Without changing anything, output the records below.

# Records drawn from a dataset
══════════════════════════════
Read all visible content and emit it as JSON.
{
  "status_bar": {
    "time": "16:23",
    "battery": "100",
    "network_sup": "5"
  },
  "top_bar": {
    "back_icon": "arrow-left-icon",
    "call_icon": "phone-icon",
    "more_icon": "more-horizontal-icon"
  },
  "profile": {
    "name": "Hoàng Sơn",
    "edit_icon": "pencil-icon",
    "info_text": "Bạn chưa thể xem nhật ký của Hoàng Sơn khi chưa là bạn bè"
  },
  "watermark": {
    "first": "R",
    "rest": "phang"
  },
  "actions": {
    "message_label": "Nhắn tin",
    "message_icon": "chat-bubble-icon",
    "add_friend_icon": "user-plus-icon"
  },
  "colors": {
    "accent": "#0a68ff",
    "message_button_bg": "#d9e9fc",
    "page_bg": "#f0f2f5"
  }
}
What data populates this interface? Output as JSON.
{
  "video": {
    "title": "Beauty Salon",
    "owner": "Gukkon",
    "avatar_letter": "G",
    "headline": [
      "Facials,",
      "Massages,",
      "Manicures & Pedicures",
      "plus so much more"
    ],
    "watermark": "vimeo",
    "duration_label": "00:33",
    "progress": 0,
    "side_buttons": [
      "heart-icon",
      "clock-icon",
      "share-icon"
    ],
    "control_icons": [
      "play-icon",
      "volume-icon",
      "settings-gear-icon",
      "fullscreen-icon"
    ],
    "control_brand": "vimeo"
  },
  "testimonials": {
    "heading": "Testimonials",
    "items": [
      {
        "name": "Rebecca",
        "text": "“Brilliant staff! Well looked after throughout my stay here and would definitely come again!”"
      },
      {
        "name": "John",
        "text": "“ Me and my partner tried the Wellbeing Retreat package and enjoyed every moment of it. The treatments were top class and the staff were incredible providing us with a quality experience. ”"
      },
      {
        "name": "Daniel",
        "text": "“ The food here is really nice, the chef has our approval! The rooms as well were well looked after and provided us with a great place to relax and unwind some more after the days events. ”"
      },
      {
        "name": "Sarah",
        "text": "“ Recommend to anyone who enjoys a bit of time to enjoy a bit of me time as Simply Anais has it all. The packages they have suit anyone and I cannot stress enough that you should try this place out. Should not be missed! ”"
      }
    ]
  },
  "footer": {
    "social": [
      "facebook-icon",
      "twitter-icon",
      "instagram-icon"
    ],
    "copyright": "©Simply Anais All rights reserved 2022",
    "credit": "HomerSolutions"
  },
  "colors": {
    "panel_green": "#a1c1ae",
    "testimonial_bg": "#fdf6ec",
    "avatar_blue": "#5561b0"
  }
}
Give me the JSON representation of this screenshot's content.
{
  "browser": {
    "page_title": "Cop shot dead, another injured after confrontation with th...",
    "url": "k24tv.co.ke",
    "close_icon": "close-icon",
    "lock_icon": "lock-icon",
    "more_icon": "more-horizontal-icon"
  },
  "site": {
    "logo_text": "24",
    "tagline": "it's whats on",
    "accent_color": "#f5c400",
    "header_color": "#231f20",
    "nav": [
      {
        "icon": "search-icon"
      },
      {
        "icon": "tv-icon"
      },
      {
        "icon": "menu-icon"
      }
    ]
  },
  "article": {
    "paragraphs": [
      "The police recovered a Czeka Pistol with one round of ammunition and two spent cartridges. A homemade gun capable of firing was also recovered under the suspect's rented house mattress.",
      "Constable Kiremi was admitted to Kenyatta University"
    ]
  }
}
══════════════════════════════
# EXERCISE SOLUTION
Read all visible content and emit it as JSON.
{
  "status_bar": {
    "time": "16:23",
    "battery": "100",
    "network_sup": "5"
  },
  "top_bar": {
    "back_icon": "arrow-left-icon",
    "call_icon": "phone-icon",
    "more_icon": "more-horizontal-icon"
  },
  "profile": {
    "name": "Hoàng Sơn",
    "edit_icon": "pencil-icon",
    "info_text": "Bạn chưa thể xem nhật ký của Hoàng Sơn khi chưa là bạn bè"
  },
  "watermark": {
    "first": "R",
    "rest": "phang"
  },
  "actions": {
    "message_label": "Nhắn tin",
    "message_icon": "chat-bubble-icon",
    "add_friend_icon": "user-plus-icon"
  },
  "colors": {
    "accent": "#0a68ff",
    "message_button_bg": "#d9e9fc",
    "page_bg": "#f0f2f5"
  }
}
What data populates this interface? Output as JSON.
{
  "video": {
    "title": "Beauty Salon",
    "owner": "Gukkon",
    "avatar_letter": "G",
    "headline": [
      "Facials,",
      "Massages,",
      "Manicures & Pedicures",
      "plus so much more"
    ],
    "watermark": "vimeo",
    "duration_label": "00:33",
    "progress": 0,
    "side_buttons": [
      "heart-icon",
      "clock-icon",
      "share-icon"
    ],
    "control_icons": [
      "play-icon",
      "volume-icon",
      "settings-gear-icon",
      "fullscreen-icon"
    ],
    "control_brand": "vimeo"
  },
  "testimonials": {
    "heading": "Testimonials",
    "items": [
      {
        "name": "Rebecca",
        "text": "“Brilliant staff! Well looked after throughout my stay here and would definitely come again!”"
      },
      {
        "name": "John",
        "text": "“ Me and my partner tried the Wellbeing Retreat package and enjoyed every moment of it. The treatments were top class and the staff were incredible providing us with a quality experience. ”"
      },
      {
        "name": "Daniel",
        "text": "“ The food here is really nice, the chef has our approval! The rooms as well were well looked after and provided us with a great place to relax and unwind some more after the days events. ”"
      },
      {
        "name": "Sarah",
        "text": "“ Recommend to anyone who enjoys a bit of time to enjoy a bit of me time as Simply Anais has it all. The packages they have suit anyone and I cannot stress enough that you should try this place out. Should not be missed! ”"
      }
    ]
  },
  "footer": {
    "social": [
      "facebook-icon",
      "twitter-icon",
      "instagram-icon"
    ],
    "copyright": "©Simply Anais All rights reserved 2022",
    "credit": "HomerSolutions"
  },
  "colors": {
    "panel_green": "#a1c1ae",
    "testimonial_bg": "#fdf6ec",
    "avatar_blue": "#5561b0"
  }
}
Give me the JSON representation of this screenshot's content.
{
  "browser": {
    "page_title": "Cop shot dead, another injured after confrontation with th...",
    "url": "k24tv.co.ke",
    "close_icon": "close-icon",
    "lock_icon": "lock-icon",
    "more_icon": "more-horizontal-icon"
  },
  "site": {
    "logo_text": "24",
    "tagline": "it's whats on",
    "accent_color": "#f5c400",
    "header_color": "#231f20",
    "nav": [
      {
        "icon": "search-icon"
      },
      {
        "icon": "tv-icon"
      },
      {
        "icon": "menu-icon"
      }
    ]
  },
  "article": {
    "paragraphs": [
      "The police recovered a Czeka Pistol with one round of ammunition and two spent cartridges. A homemade gun capable of firing was also recovered under the suspect's rented house mattress.",
      "Constable Kiremi was admitted to Kenyatta University"
    ]
  }
}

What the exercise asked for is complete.